→ **THE DATA**

------------------------------------------------------------

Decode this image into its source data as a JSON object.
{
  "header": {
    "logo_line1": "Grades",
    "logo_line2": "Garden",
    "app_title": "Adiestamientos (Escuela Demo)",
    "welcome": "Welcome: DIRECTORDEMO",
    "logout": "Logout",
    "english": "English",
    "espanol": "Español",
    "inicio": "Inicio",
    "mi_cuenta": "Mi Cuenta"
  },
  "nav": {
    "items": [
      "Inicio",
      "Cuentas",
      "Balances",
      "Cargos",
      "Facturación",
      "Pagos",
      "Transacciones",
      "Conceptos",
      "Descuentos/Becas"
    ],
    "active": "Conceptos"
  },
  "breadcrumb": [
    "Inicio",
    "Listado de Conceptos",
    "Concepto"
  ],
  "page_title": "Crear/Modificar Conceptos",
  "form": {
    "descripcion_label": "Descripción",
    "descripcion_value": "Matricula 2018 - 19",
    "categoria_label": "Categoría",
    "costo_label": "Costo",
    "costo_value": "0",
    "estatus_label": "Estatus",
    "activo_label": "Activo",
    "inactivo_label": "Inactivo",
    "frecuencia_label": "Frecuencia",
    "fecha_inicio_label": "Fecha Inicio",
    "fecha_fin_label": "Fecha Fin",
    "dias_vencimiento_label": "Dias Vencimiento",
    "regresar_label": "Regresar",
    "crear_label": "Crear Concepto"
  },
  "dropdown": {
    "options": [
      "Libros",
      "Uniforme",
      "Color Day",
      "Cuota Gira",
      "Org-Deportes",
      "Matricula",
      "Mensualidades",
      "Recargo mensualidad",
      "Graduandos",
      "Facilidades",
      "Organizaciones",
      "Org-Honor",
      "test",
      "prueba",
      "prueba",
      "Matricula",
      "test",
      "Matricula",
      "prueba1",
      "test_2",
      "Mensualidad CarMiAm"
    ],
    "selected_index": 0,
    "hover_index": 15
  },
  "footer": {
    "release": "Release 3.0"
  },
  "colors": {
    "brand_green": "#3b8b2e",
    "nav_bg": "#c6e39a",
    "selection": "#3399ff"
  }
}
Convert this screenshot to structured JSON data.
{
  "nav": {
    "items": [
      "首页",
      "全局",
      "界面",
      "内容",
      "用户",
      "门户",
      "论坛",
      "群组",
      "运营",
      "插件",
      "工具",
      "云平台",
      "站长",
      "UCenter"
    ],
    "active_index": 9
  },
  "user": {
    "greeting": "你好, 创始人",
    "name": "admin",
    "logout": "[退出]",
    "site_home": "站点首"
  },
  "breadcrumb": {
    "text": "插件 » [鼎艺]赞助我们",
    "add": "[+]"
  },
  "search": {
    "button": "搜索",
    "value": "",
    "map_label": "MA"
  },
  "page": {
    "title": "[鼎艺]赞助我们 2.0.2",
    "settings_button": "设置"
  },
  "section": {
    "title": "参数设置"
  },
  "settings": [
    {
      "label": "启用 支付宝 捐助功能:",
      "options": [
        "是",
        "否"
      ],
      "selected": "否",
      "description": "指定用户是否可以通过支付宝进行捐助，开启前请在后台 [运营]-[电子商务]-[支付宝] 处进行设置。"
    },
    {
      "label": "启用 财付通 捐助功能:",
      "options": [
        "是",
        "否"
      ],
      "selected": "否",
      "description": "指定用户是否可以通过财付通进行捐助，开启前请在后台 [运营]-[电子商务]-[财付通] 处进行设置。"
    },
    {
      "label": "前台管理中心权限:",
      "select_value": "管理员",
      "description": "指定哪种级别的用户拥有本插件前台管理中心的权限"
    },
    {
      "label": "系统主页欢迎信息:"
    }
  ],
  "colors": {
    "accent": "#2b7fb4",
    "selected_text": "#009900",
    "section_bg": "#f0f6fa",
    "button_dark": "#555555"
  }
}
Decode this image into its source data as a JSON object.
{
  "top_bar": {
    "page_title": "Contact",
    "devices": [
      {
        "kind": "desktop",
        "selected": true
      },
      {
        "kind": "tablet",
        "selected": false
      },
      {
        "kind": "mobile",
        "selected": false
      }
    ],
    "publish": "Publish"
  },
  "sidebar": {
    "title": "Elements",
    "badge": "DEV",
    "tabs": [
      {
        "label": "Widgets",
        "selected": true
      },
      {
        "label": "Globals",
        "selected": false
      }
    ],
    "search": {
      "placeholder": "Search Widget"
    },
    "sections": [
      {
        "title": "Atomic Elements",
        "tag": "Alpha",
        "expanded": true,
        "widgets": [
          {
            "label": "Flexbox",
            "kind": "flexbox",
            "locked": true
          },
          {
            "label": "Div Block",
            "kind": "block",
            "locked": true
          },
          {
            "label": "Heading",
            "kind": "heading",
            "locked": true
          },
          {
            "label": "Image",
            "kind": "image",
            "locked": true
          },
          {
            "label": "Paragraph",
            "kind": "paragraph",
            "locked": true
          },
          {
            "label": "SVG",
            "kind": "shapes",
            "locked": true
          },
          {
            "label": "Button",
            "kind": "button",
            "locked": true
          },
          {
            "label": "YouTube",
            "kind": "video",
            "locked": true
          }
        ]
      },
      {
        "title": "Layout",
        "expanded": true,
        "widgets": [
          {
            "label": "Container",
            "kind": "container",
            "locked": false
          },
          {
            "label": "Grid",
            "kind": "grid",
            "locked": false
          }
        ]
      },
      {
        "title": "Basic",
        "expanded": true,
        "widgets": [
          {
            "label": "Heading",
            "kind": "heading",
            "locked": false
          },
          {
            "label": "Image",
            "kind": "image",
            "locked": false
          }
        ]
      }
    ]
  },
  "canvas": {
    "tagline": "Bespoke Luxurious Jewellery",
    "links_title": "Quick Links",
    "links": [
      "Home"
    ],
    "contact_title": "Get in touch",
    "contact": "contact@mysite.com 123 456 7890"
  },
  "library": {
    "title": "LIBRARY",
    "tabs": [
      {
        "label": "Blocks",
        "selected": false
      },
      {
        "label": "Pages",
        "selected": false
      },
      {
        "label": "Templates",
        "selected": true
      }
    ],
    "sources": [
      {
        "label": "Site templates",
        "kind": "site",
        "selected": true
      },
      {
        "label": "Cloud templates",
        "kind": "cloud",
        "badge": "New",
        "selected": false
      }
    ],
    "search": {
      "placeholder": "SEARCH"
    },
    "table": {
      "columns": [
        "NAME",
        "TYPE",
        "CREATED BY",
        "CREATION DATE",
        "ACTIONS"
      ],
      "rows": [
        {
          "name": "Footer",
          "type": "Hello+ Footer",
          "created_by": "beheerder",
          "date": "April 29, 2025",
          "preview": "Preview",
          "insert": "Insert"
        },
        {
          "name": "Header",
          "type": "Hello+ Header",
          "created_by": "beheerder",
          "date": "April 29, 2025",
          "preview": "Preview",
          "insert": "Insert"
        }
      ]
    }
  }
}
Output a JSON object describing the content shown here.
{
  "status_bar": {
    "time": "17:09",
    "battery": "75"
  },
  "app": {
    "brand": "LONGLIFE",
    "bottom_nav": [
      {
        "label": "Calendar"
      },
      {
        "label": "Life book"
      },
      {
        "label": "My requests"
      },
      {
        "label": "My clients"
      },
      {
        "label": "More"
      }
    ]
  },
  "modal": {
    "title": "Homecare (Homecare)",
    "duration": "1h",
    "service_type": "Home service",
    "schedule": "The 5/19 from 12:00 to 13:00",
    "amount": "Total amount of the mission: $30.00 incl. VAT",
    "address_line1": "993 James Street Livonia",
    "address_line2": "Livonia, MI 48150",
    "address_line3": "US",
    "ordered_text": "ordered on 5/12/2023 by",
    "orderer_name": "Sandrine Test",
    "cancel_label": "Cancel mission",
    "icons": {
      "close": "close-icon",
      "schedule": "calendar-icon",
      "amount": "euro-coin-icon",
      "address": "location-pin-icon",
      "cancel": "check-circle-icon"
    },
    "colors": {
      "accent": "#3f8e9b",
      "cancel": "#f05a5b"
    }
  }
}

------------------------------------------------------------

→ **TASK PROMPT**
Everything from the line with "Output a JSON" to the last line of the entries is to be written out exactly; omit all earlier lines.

→ **SOLUTION TO THE EXERCISE**
Output a JSON object describing the content shown here.
{
  "status_bar": {
    "time": "17:09",
    "battery": "75"
  },
  "app": {
    "brand": "LONGLIFE",
    "bottom_nav": [
      {
        "label": "Calendar"
      },
      {
        "label": "Life book"
      },
      {
        "label": "My requests"
      },
      {
        "label": "My clients"
      },
      {
        "label": "More"
      }
    ]
  },
  "modal": {
    "title": "Homecare (Homecare)",
    "duration": "1h",
    "service_type": "Home service",
    "schedule": "The 5/19 from 12:00 to 13:00",
    "amount": "Total amount of the mission: $30.00 incl. VAT",
    "address_line1": "993 James Street Livonia",
    "address_line2": "Livonia, MI 48150",
    "address_line3": "US",
    "ordered_text": "ordered on 5/12/2023 by",
    "orderer_name": "Sandrine Test",
    "cancel_label": "Cancel mission",
    "icons": {
      "close": "close-icon",
      "schedule": "calendar-icon",
      "amount": "euro-coin-icon",
      "address": "location-pin-icon",
      "cancel": "check-circle-icon"
    },
    "colors": {
      "accent": "#3f8e9b",
      "cancel": "#f05a5b"
    }
  }
}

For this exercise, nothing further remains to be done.